Our results show that expression of Barnase is effective in reducing cell growth, suggesting that Barnase will enable the genetic fence to prevent growth of iGarden plants outside of their designated areas.


barnase growth control in E. Coli   [click to enlarge]


Parts transferred to the Agrobacterium shuttle chassis

We transformed 11 completed vectors into Agrobacterium and successfully isolated clones:

Flavor Parts
  • Miraculin expression
  • Brazzein expression

RNAi knockdown conrols
  • amiRNA GFP knockdown version 1: this vector will allow us to visualize RNAi knock-down of fluorescence
  • amiRNA GFP knockdown version 2: this construct targets a different region of the GFP gene for visualization of RNAi knockdown of fluorescence

Allergy parts for RNAi targeting of several panallergen homologs in Arabidopsis
  • LTP amiRNA
  • LTP hpRNA
  • Ger3 hpRNA
  • Bet v 1 hpRNA

Color parts
  • LUT2 amiRNA: lycopene accumulation and red flowers
  • LYC amiRNA: lycopene accumulation and red flowers
  • Beta Ohase I amiRNA: beta carotene accumulation and orange flowers

All 11 vectors were transformed into Arabidopsis, the expression chassis. A complete list of these parts and other parts built and submitted to the registry, please check out our parts page.

Transformed plants

We raised Arabidopsis plants with the help of Kurt Schellenberg and the Mathews lab at the Harvard Herbarium and transformed them through the agrobacterium flower dip. For more detailed protocol and photos of the procedure, check out our plant protocols page. The transformed plants produced seeds, which we harvested, dried, and plated onto selective agar plates. In the first few days after plating, all the seeds sprout.

Day 1:

Day 2:

Day 3:

By Day 4 we began to see selection on the plates transformed with the pat resistance marker and selected on glufosinate (Basta)



Future Directions

Because plants take a long time to grow, we were unfortunately unable to verify the function of our parts in Arabidopsis.
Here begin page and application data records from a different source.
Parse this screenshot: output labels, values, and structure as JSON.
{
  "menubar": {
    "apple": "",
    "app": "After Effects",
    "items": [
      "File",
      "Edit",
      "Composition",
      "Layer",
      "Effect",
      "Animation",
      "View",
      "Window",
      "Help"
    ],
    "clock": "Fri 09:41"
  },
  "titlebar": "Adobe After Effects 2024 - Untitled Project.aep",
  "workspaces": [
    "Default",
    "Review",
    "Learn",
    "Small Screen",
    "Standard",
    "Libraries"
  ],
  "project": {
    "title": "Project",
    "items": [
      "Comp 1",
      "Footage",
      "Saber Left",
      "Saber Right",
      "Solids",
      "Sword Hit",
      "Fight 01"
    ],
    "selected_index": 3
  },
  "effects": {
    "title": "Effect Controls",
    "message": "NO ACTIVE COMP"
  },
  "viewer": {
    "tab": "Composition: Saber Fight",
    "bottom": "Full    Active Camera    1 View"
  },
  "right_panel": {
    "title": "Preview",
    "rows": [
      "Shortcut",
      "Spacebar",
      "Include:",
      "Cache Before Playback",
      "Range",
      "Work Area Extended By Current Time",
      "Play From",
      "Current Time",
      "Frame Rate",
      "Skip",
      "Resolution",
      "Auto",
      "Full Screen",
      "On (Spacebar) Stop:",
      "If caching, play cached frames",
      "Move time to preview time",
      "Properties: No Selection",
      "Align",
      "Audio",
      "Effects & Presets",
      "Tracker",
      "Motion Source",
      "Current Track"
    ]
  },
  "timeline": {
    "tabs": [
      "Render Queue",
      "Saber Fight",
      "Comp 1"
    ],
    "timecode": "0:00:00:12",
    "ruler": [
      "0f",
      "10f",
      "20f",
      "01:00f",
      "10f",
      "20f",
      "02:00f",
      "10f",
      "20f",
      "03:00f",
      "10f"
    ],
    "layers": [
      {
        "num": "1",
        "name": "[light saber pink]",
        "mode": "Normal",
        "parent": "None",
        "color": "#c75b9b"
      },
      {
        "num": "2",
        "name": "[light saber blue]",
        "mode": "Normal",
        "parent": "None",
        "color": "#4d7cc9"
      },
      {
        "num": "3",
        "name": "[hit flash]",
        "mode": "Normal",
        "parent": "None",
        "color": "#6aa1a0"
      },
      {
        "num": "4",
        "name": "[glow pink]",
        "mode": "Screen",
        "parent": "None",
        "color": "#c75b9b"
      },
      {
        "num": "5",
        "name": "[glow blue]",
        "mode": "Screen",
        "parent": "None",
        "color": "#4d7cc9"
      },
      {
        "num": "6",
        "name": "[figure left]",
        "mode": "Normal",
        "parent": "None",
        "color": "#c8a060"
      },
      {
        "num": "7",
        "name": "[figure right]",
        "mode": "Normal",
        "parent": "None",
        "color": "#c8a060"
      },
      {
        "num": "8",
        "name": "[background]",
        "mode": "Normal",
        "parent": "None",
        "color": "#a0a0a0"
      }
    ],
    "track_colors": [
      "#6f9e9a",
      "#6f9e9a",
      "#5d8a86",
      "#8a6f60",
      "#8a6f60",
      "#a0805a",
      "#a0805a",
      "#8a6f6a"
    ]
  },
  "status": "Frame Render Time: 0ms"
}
As soon as we have a sufficient amount of plant tissue, we can confirm that the plants growing on selective plates are transformed via PCR. Alternatively, the GFP knockdown plants should be identifiable by their loss of fluorescence. Stay updated with our results after the Jamboree by checking out our OpenWetWare page.